For Women’s History Month, PCSD highlighted the many extraordinary women who guide our charter school partners through the complex facilities development process so our partners can focus on what matters most – teaching and learning.
How long have you worked at PCSD?
How did you get into the field of facility development and education?
I graduated from UC Berkeley with a degree in geology. While in college, I started working part time drafting for a Civil Engineering and Land Surveying firm. My career followed the Civil Engineering path starting in design of schools, housing, commercial development and public infrastructure for over 35 years. I am a registered Civil Engineer and Land Surveyor, former Public Works Director and manager at BART. Through my work, I held positions on the public and private sector sides working directly with the public as part of community-based planning and design and infrastructure management. Some of my most fulfilling projects have been to land grants and oversee permitting and design of community centers, schools, and public and private infrastructure serving undeserved communities.
Throughout my career, I have given my time and support to a number of nonprofit organizations. I volunteered with Odyssey of the Mind, was on the board of Rotary, Planning Commission and was a Girl Scout troop leader and Association Coordinator. When I retired from the public sector, I wanted to find an opportunity where I could combine my philanthropic interests with my technical background. When I saw the opportunity at PCSD, it seemed like a dream come true. PCSD is a place that truly understands diversity. My family and I believe it’s important to move the needle and create a more balanced world. We believe education is where it’s going to happen!
What advice would you give young women entering this field?
We have to support other women and encourage them to take chances and make mistakes. It’s important to have all voices heard. A few tips that have helped me in my career:
You should never say you are sorry.

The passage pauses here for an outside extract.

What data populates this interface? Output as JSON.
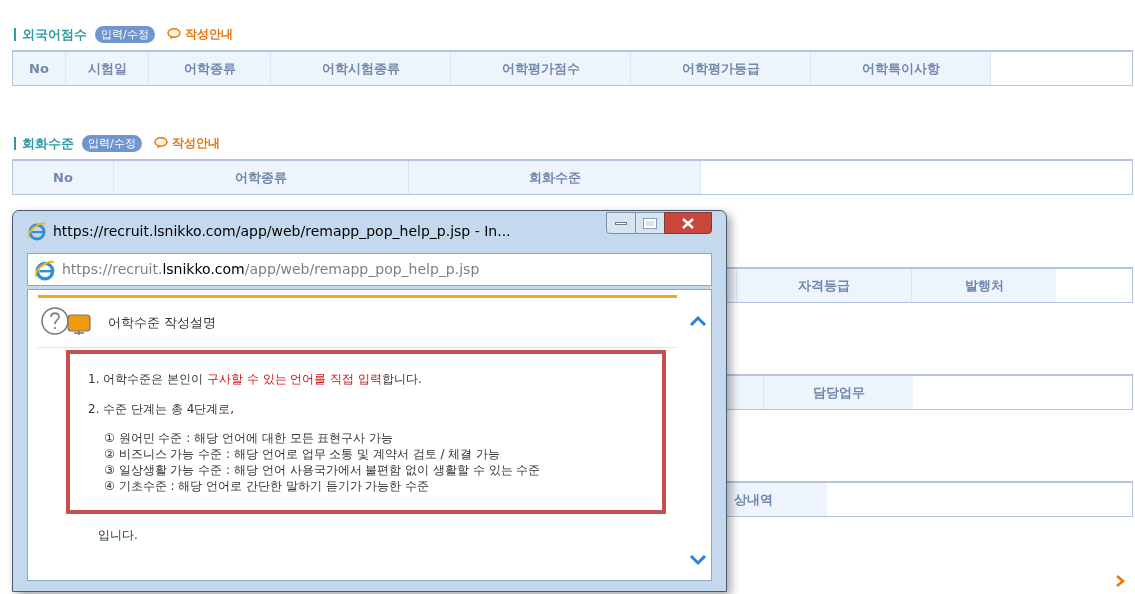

Always do your best.
Let your voice be heard.
Don’t ever apologize for bringing up questions.
Be the voice for other women.
Confirm other women’s ideas publicly.